As many attorneys know, in the vast majority of premises liability claims (especially those falling under the trip and fall category) the property owner will raise the “trivial defect” defense.  The basis of the defense is that while the property at issue may be in, or have on it, a defective condition that the condition at issue is so trivial that is non-actionable.  Over the years and across the four Departments there were many reported cases where summary judgment was granted or denied on the grounds that a defect was, or was not, trivial as a matter of law.  More to the point, those decisions seemed to conflict with each other, and sometimes conflicted within the same Department, about what constitutes triviality.
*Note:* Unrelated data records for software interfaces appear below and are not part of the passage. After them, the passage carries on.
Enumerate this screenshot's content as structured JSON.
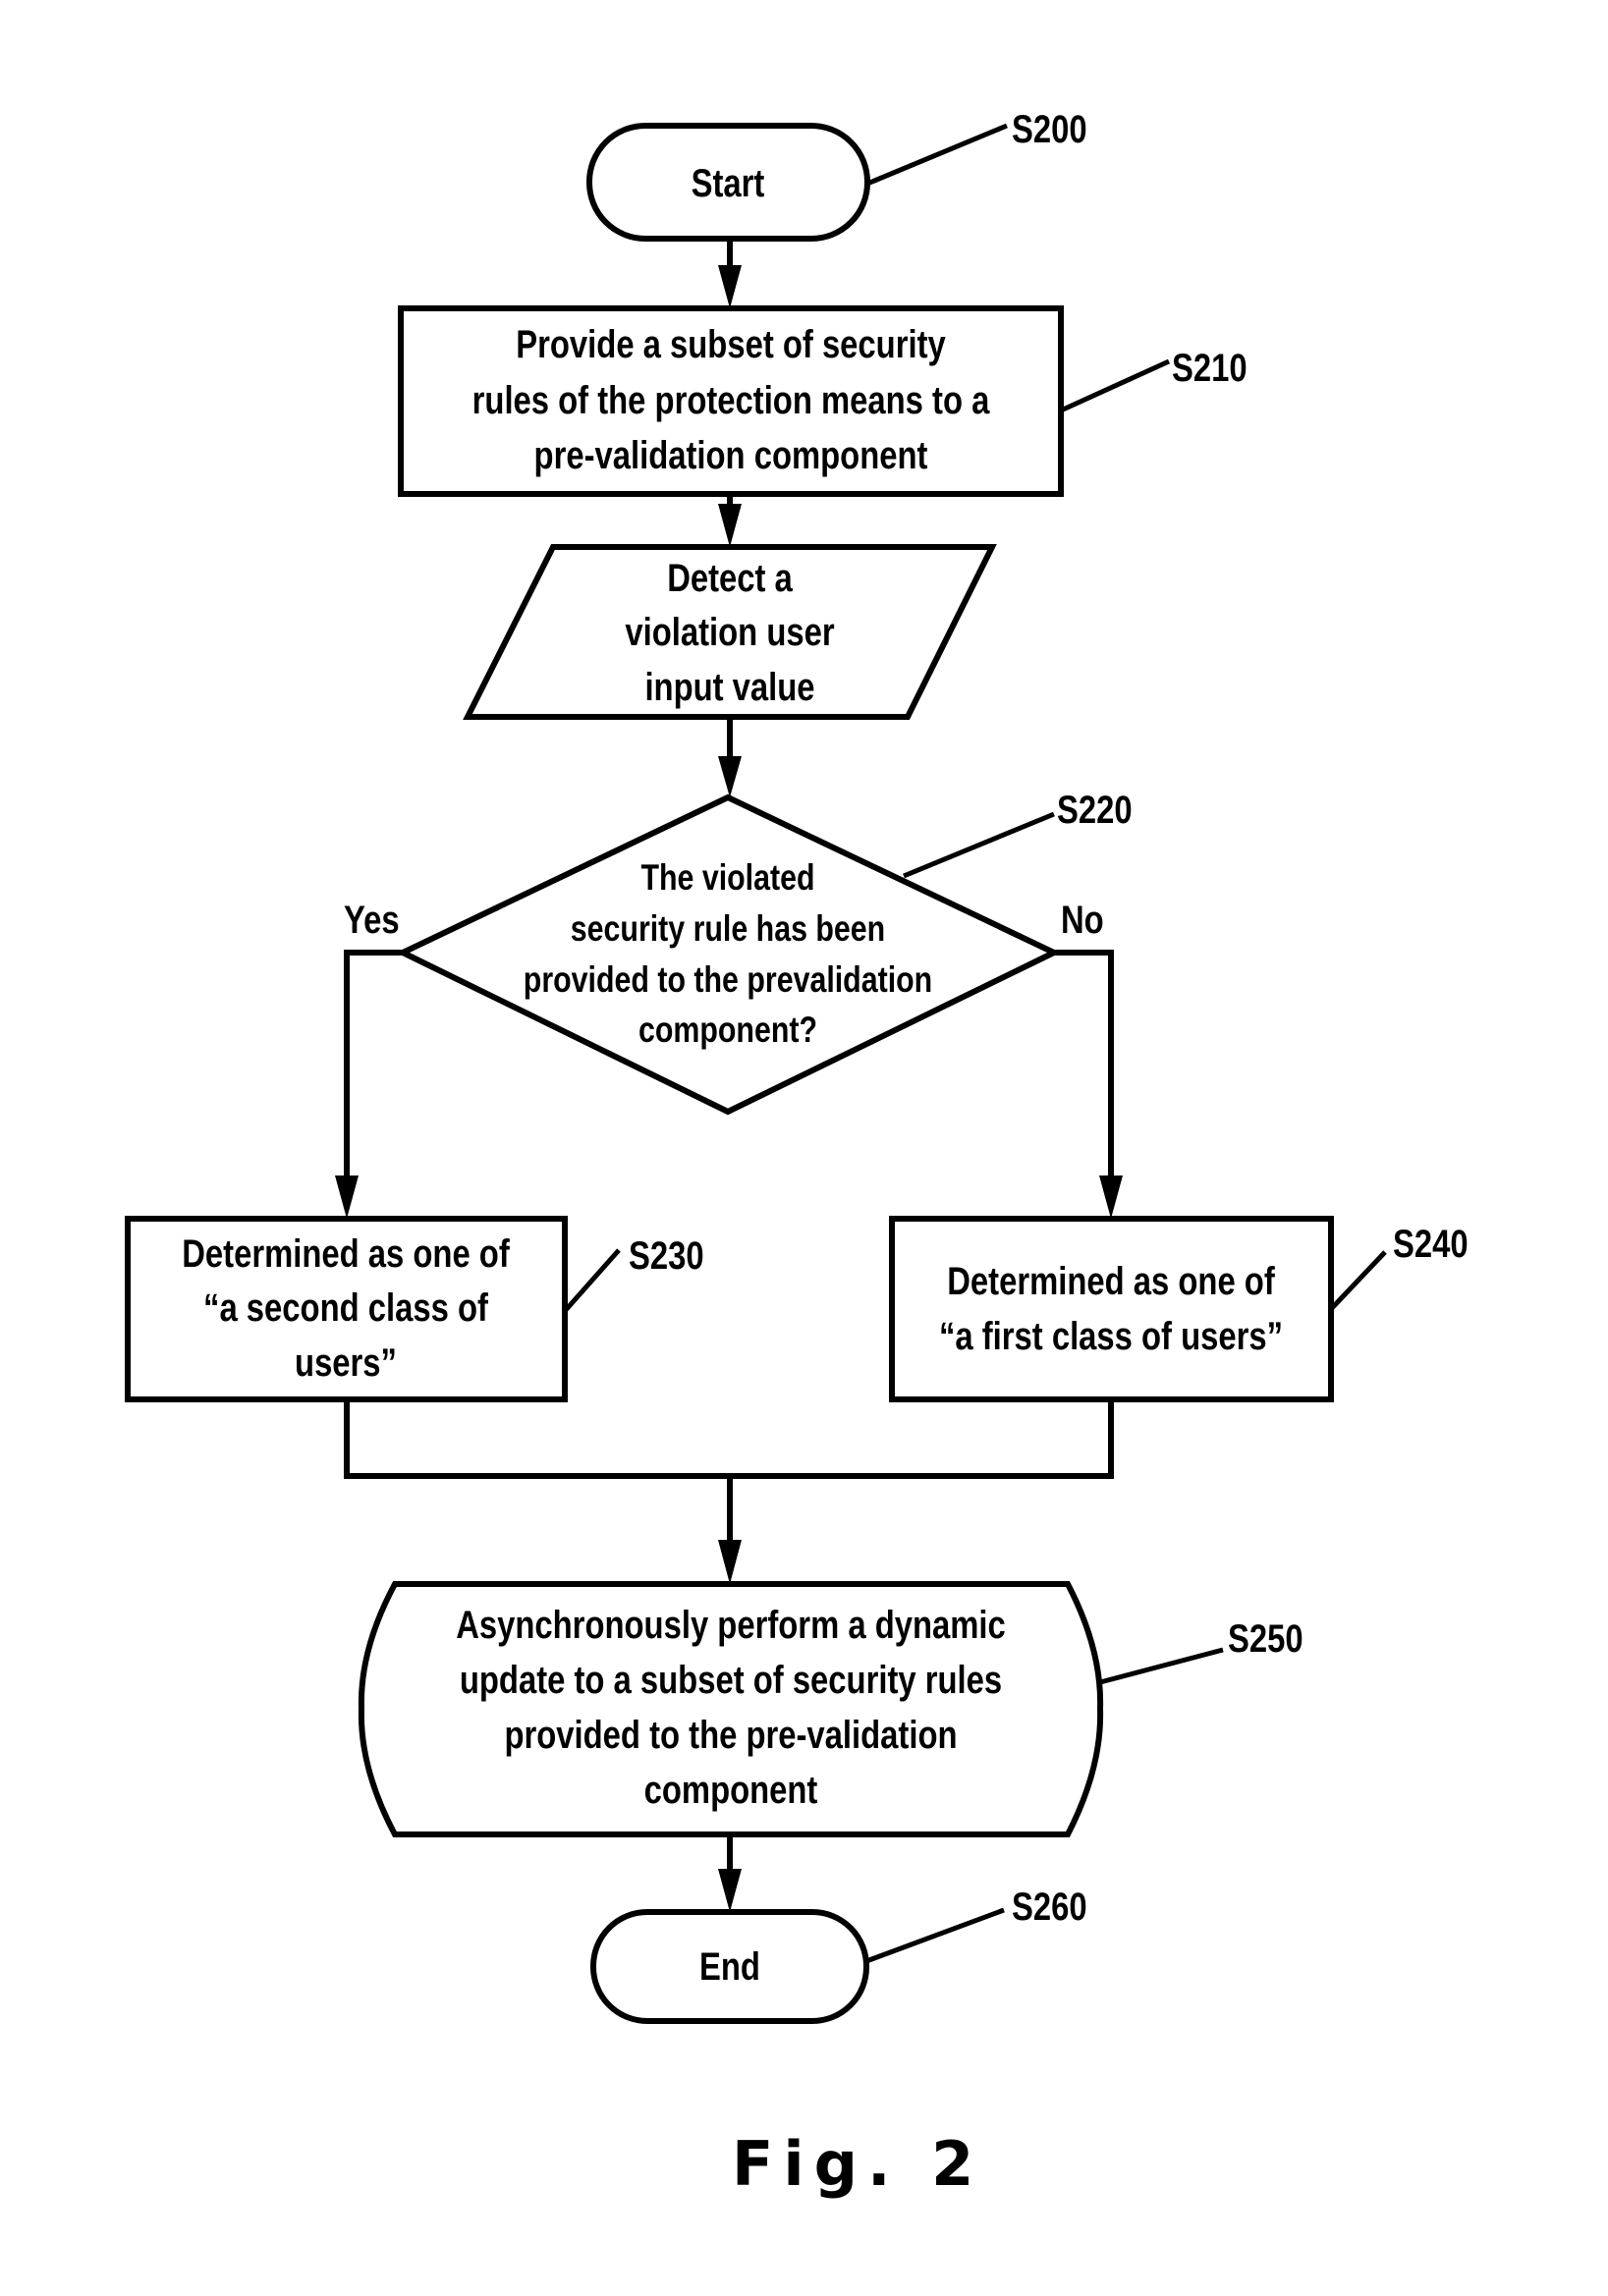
{
  "figure": {
    "caption": "Fig. 2",
    "nodes": {
      "start": {
        "label": "S200",
        "lines": [
          "Start"
        ]
      },
      "provide": {
        "label": "S210",
        "lines": [
          "Provide a subset of security",
          "rules of the protection means to a",
          "pre-validation component"
        ]
      },
      "detect": {
        "lines": [
          "Detect a",
          "violation user",
          "input value"
        ]
      },
      "decision": {
        "label": "S220",
        "lines": [
          "The violated",
          "security rule has been",
          "provided to the prevalidation",
          "component?"
        ]
      },
      "second_class": {
        "label": "S230",
        "lines": [
          "Determined as one of",
          "“a second class of",
          "users”"
        ]
      },
      "first_class": {
        "label": "S240",
        "lines": [
          "Determined as one of",
          "“a first class of users”"
        ]
      },
      "update": {
        "label": "S250",
        "lines": [
          "Asynchronously perform a dynamic",
          "update to a subset of security rules",
          "provided to the pre-validation",
          "component"
        ]
      },
      "end": {
        "label": "S260",
        "lines": [
          "End"
        ]
      }
    },
    "branches": {
      "yes": "Yes",
      "no": "No"
    }
  }
}
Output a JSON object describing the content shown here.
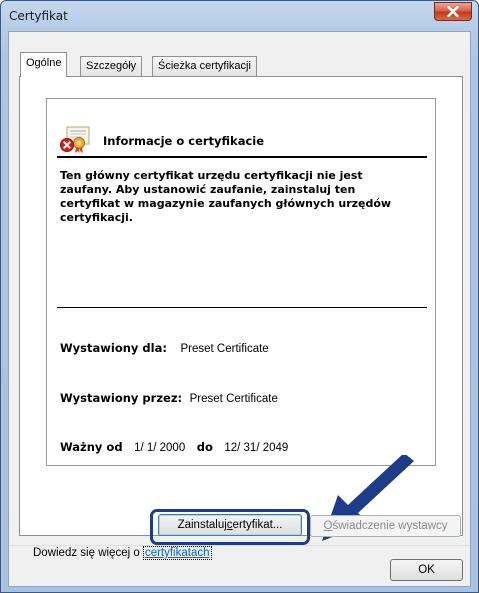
{
  "window": {
    "title": "Certyfikat",
    "close_icon": "close-icon"
  },
  "tabs": [
    {
      "label": "Ogólne",
      "active": true
    },
    {
      "label": "Szczegóły",
      "active": false
    },
    {
      "label": "Ścieżka certyfikacji",
      "active": false
    }
  ],
  "info": {
    "icon": "certificate-error-icon",
    "title": "Informacje o certyfikacie",
    "warning_lines": [
      "Ten główny certyfikat urzędu certyfikacji nie jest",
      "zaufany. Aby ustanowić zaufanie, zainstaluj ten",
      "certyfikat w magazynie zaufanych głównych urzędów",
      "certyfikacji."
    ],
    "issued_to_label": "Wystawiony dla:",
    "issued_to_value": "Preset Certificate",
    "issued_by_label": "Wystawiony przez:",
    "issued_by_value": "Preset Certificate",
    "valid_from_label": "Ważny od",
    "valid_from_value": "1/ 1/ 2000",
    "valid_to_label": "do",
    "valid_to_value": "12/ 31/ 2049"
  },
  "buttons": {
    "install_prefix": "Zainstaluj ",
    "install_underlined": "c",
    "install_suffix": "ertyfikat...",
    "statement_underlined": "O",
    "statement_suffix": "świadczenie wystawcy",
    "ok": "OK"
  },
  "learn_more": {
    "prefix": "Dowiedz się więcej o ",
    "link": "certyfikatach"
  },
  "colors": {
    "accent": "#1f3c88",
    "link": "#0066cc",
    "close_button": "#c23a1f"
  }
}
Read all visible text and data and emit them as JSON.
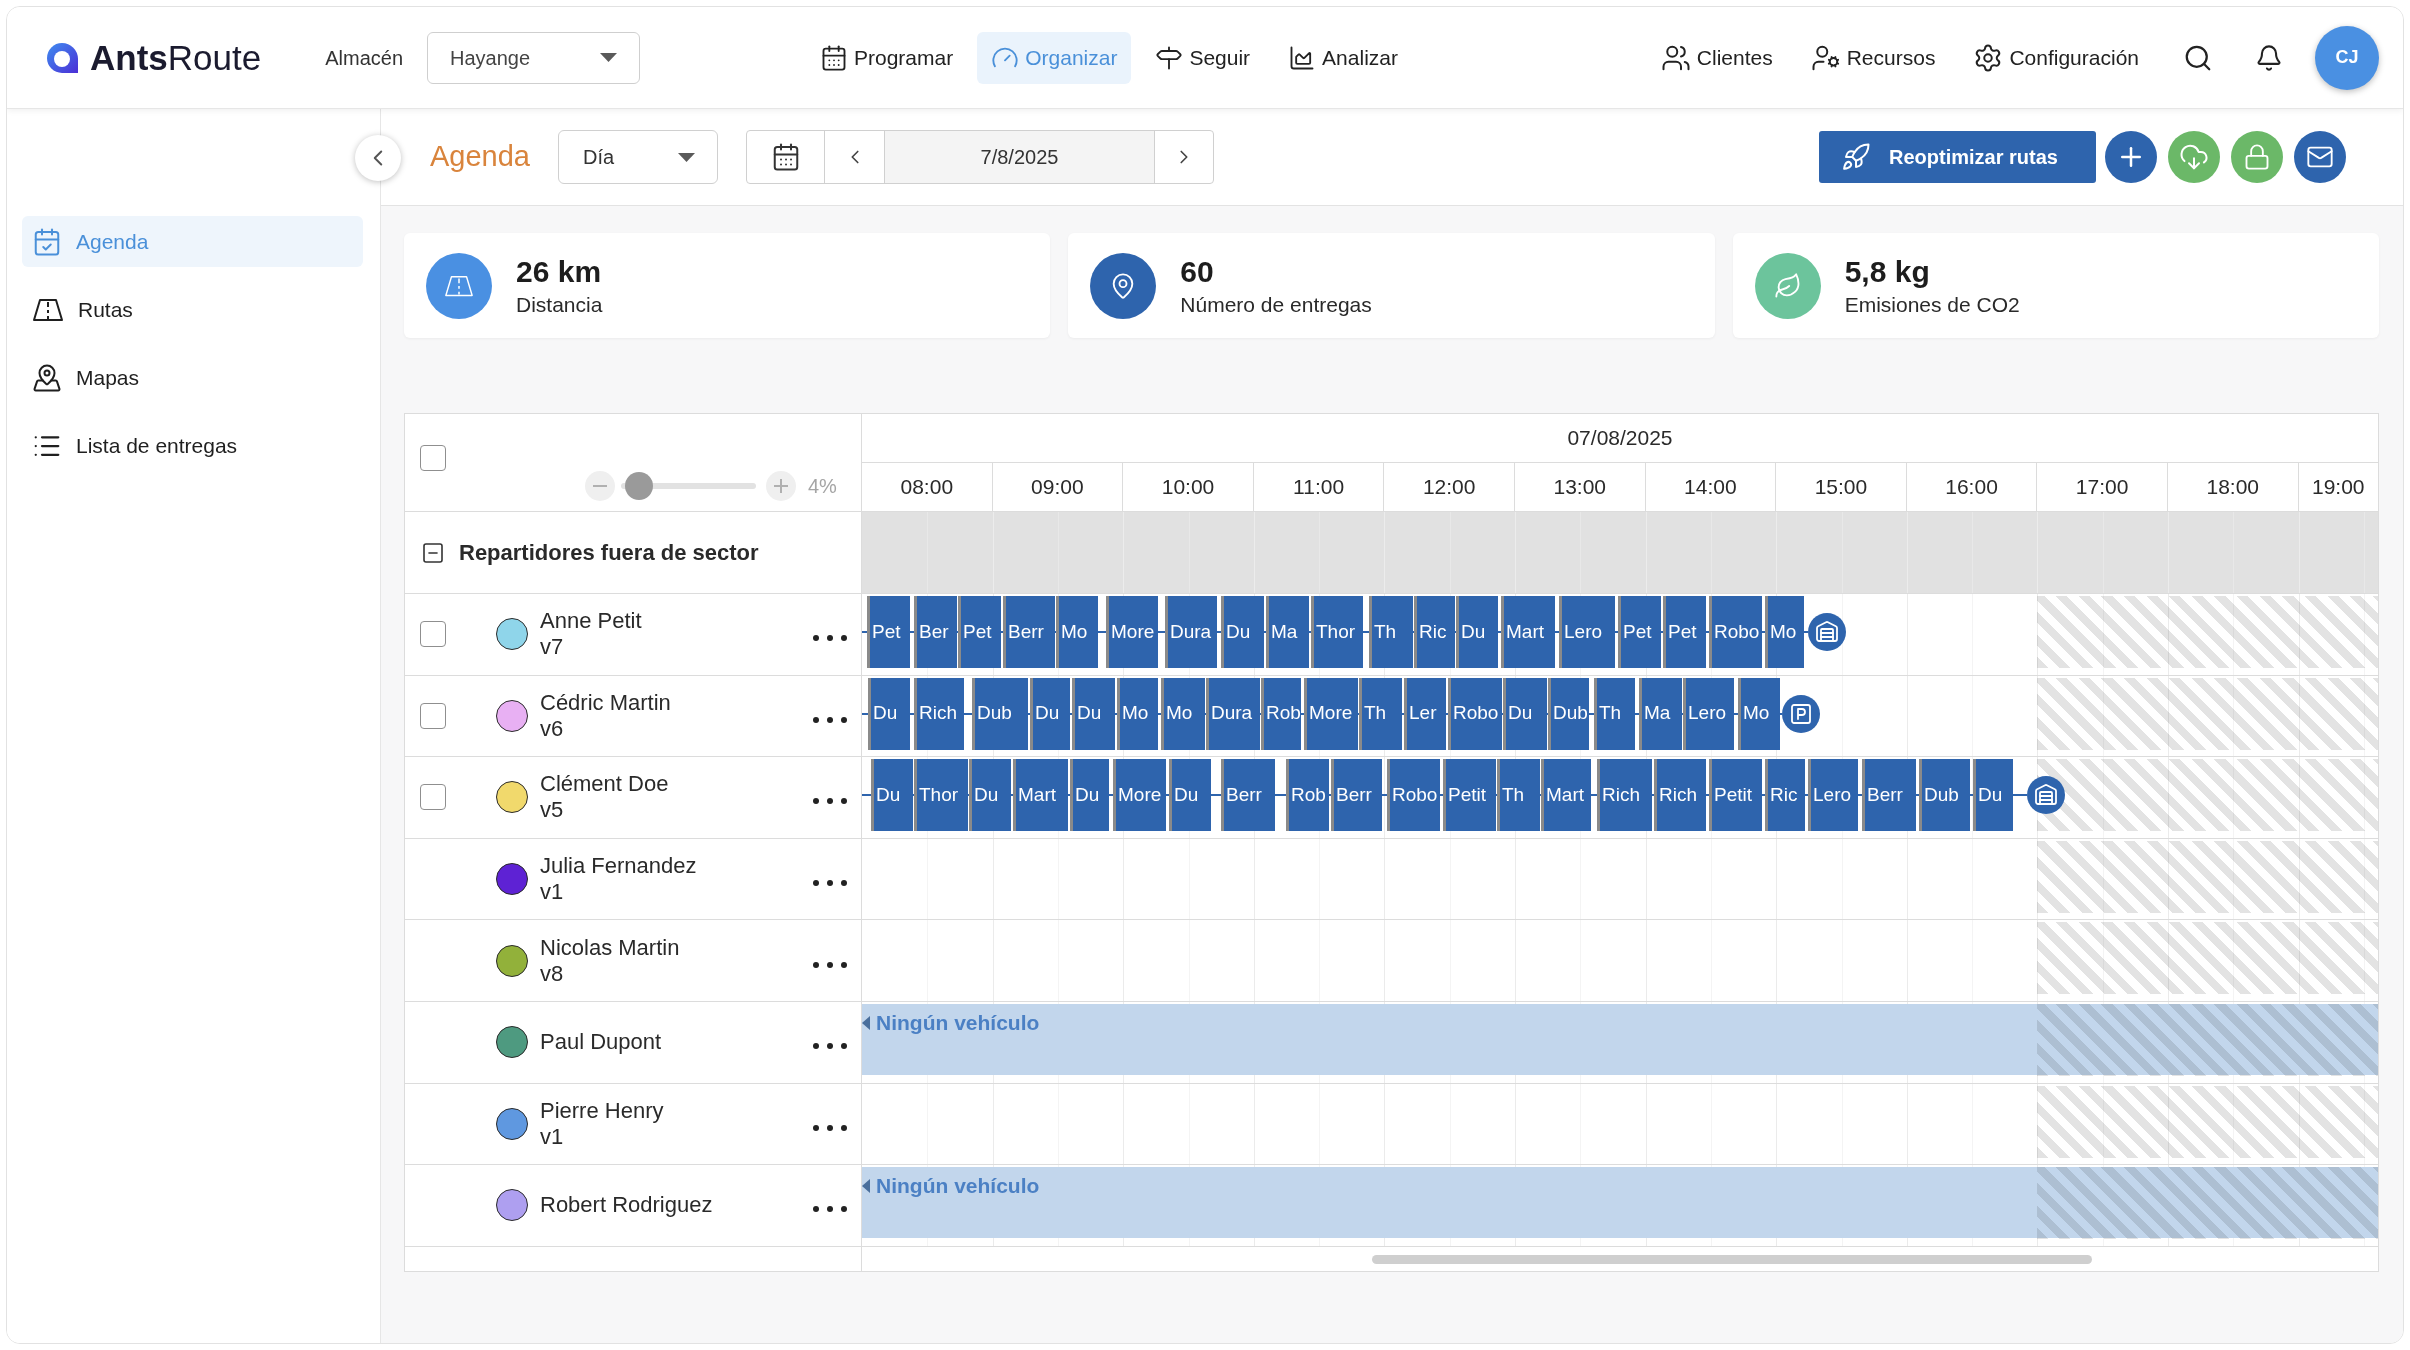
{
  "header": {
    "logo": "**Ants**Route",
    "warehouse": {
      "label": "Almacén",
      "value": "Hayange"
    },
    "nav": [
      {
        "label": "Programar",
        "selected": false
      },
      {
        "label": "Organizar",
        "selected": true
      },
      {
        "label": "Seguir",
        "selected": false
      },
      {
        "label": "Analizar",
        "selected": false
      }
    ],
    "links": [
      {
        "label": "Clientes"
      },
      {
        "label": "Recursos"
      },
      {
        "label": "Configuración"
      }
    ],
    "avatar": "CJ"
  },
  "sidebar": {
    "items": [
      {
        "label": "Agenda",
        "selected": true
      },
      {
        "label": "Rutas",
        "selected": false
      },
      {
        "label": "Mapas",
        "selected": false
      },
      {
        "label": "Lista de entregas",
        "selected": false
      }
    ]
  },
  "toolbar": {
    "title": "Agenda",
    "view": "Día",
    "date": "7/8/2025",
    "reoptimize": "Reoptimizar rutas"
  },
  "stats": [
    {
      "kind": "distance",
      "value": "26 km",
      "label": "Distancia"
    },
    {
      "kind": "deliveries",
      "value": "60",
      "label": "Número de entregas"
    },
    {
      "kind": "emissions",
      "value": "5,8 kg",
      "label": "Emisiones de CO2"
    }
  ],
  "schedule": {
    "select_all": {
      "checked": false
    },
    "zoom": {
      "level": 0.04,
      "reading": "4%"
    },
    "date": "07/08/2025",
    "hours": [
      "08:00",
      "09:00",
      "10:00",
      "11:00",
      "12:00",
      "13:00",
      "14:00",
      "15:00",
      "16:00",
      "17:00",
      "18:00",
      "19:00"
    ],
    "group": {
      "title": "Repartidores fuera de sector",
      "expanded": true
    },
    "drivers": [
      {
        "name": "Anne Petit",
        "vehicle": "v7",
        "color": "#8fd5ea",
        "checkbox": {
          "checked": false
        },
        "after_hours": true,
        "stops": [
          "Pet",
          "Ber",
          "Pet",
          "Berr",
          "Mo",
          "More",
          "Dura",
          "Du",
          "Ma",
          "Thor",
          "Th",
          "Ric",
          "Du",
          "Mart",
          "Lero",
          "Pet",
          "Pet",
          "Robo",
          "Mo"
        ],
        "end": {
          "kind": "depot"
        }
      },
      {
        "name": "Cédric Martin",
        "vehicle": "v6",
        "color": "#e8b0f3",
        "checkbox": {
          "checked": false
        },
        "after_hours": true,
        "stops": [
          "Du",
          "Rich",
          "Dub",
          "Du",
          "Du",
          "Mo",
          "Mo",
          "Dura",
          "Rob",
          "More",
          "Th",
          "Ler",
          "Robo",
          "Du",
          "Dub",
          "Th",
          "Ma",
          "Lero",
          "Mo"
        ],
        "end": {
          "kind": "parking"
        }
      },
      {
        "name": "Clément Doe",
        "vehicle": "v5",
        "color": "#f1d96c",
        "checkbox": {
          "checked": false
        },
        "after_hours": true,
        "stops": [
          "Du",
          "Thor",
          "Du",
          "Mart",
          "Du",
          "More",
          "Du",
          "Berr",
          "Rob",
          "Berr",
          "Robo",
          "Petit",
          "Th",
          "Mart",
          "Rich",
          "Rich",
          "Petit",
          "Ric",
          "Lero",
          "Berr",
          "Dub",
          "Du"
        ],
        "end": {
          "kind": "depot"
        }
      },
      {
        "name": "Julia Fernandez",
        "vehicle": "v1",
        "color": "#5e22d4",
        "after_hours": true
      },
      {
        "name": "Nicolas Martin",
        "vehicle": "v8",
        "color": "#92b13a",
        "after_hours": true
      },
      {
        "name": "Paul Dupont",
        "color": "#4e9a80",
        "after_hours": true,
        "notice": "Ningún vehículo"
      },
      {
        "name": "Pierre Henry",
        "vehicle": "v1",
        "color": "#5f98e0",
        "after_hours": true
      },
      {
        "name": "Robert Rodriguez",
        "color": "#ae9ff0",
        "after_hours": true,
        "notice": "Ningún vehículo"
      }
    ]
  }
}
While the law has always provided a Judge the option to make a trivial defect finding as a matter of law and remove the issue from the jury, the reasons given why defects were deemed trivial had no real rhyme or reason.  Some decisions simply focused on the location of a defect, some simply focused on the size of the defect, while some decisions went deeper in their analysis and considered the defect in conjunction with all the facts surrounding the injury causing incident.  Unfortunately, there eventually arose a school of thought that there had become a per se rule that a defect had to be a certain size or in a certain place to be actionable.  Many decisions coined the phrase that they were applying the minimal dimension test.

The Hutchinson ruling consolidated three lower court decisions where the defects were found trivial and analyzed the methods used by the court to assess triviality.  The COA’s decision affirmed one finding and reversed the other two based on the facts of each case.  More importantly, the Court pronounced that there is no minimal dimension test in New York and every defect alleged to be trivial must be examined in conjunction with all the other factors of the incident.  To illustrate the Court’s findings, while a one inch high elevation difference in a lighted traveled walkway in a well-lit area could by trivial, that same one inch difference in an area of poor lighting or in an area where a pedestrian’s focus is distracted (crosswalk, parking lot, etc.) may not be.

While cynics might say the decision is no great step forward in protecting our trip and fall clients, there are many of us for a happy that we have a ruling from our highest court saying that trial court judges can no longer just take the easy way out and declare that a defect is just too small.  They are now going to have to take the time to analyze all the factors that might go into making something small still be dangerous.